The principal thing lacking in efforts over the years to privatize Social Security has been a serious commitment of experts from a range of related fields to produce well-researched analysis of the high costs of the government-run system and to propose a practical plan to implement a changeover to a private system.
But now the Cato Institute, the Washington think tank and policy advocacy group, is remedying that neglect. For the first time by any organization, it is bringing together a well-informed group of experts to develop a politically and economically workable plan to eventually replace Social Security with a privatized mandatory social retirement system.
Called the Cato Project on Social Security Privatization, it is made up of 22 academics, investment advisers, insurance executives, economists, and former government officials, including a former chief actuary and a former commissioner of Social Security.
The co-chairmen, William G. Shipman and Jose Pinera, are appropriate leaders.
Mr. Shipman, principal at State Street Global Advisors, Boston, has done insightful, original analysis of the problem of Social Security and privatization. Aside from having written commentaries and policy papers, he is writing a book on the subject, which he hopes to complete by next year.
Mr. Pinera, as minister of labor and social welfare in the Chilean government from 1978 to 1980, privatized the country's ineffective government-run pension system. Mr. Pi?era was schooled in Chile from some so-called Chicago Boys of the University of Chicago's department of economics and in their free-market philosophy, although he received his doctorate in economics from Harvard University.
The Cato Institute derives its inspiration, in part, from the success of Chile's revolutionary social security privatization, which now serves as a model for pension reform throughout the world. In fact, Mr. Pi?era is president of the International Center for Pension Reform.

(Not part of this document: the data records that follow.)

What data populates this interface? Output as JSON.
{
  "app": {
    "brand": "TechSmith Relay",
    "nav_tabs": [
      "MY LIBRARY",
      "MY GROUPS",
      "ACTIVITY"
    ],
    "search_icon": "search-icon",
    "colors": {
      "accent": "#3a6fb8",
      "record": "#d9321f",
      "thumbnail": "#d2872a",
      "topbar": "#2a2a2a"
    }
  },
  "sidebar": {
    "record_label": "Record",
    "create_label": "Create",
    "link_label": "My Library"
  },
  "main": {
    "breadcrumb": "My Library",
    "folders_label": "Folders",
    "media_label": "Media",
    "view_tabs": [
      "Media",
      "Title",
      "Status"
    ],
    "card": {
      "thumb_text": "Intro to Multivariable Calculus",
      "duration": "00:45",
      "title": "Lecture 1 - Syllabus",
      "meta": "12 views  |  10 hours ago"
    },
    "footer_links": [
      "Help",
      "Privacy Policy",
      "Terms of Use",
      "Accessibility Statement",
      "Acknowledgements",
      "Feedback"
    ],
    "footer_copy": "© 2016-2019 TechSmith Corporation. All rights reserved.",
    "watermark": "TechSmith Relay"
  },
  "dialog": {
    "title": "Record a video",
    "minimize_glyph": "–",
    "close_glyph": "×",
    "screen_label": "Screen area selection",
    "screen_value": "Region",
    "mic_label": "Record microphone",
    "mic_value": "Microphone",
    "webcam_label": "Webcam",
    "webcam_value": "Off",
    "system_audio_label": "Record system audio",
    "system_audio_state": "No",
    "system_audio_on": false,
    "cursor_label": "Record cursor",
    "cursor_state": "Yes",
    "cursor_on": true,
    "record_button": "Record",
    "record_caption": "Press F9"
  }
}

This fall, he participated in a conference sponsored by the government in Croatia on developing a Chilean-style pension system.
Among others working on the Cato project are: Gary S. Becker, the 1992 Nobel laureate in economics and a professor of economics and sociology at the University of Chicago; Robert Genetski, economist and managing director of Chicago Capital Inc., Chicago; and Dorcas Hardy, commissioner of the Social Security from 1986 to 1989.
Also, Robert J. O'Connell, president and chief executive officer of the AIG Life Cos.; Bruce Schobel, corporate vice president and actuary for New York Life Insurance Co. and former chief actuary of Social Security; Paul Craig Roberts, president of the Institute for Political Economy; Timothy J. Penny, a Minnesota Democratic member of Congress from 1982 to 1994; and Anne Canfield, principal at McClure Gerard & Neuenschwander Inc. - a Washington government relations firm - who spent the last 10 years as manager of government relations for General Electric Co.'s GE Capital Services, developing legislative strategies.
Even with such an impressive project, it won't be easy to privatize Social Security. The pay-as-you-go system is considered sacrosanct, and almost no politician is willing to propose changing it. Even the Republican-controlled Congress didn't make Social Security reform part of its Contract with America.
Michael Tanner, director of the Cato project, calls Social Security the largest government program in the world and, ipso facto, the largest government failure. He said the members of the group will contribute analysis and suggestions on the important issues in privatizing the system, from protecting participants now receiving benefits and those still working to developing a private system fair to all and steering its passage through Congress.
He expects it to take about a year to develop proposals, though it might be longer, given the complexity of replacing the existing system and the political difficulty. The sooner the better.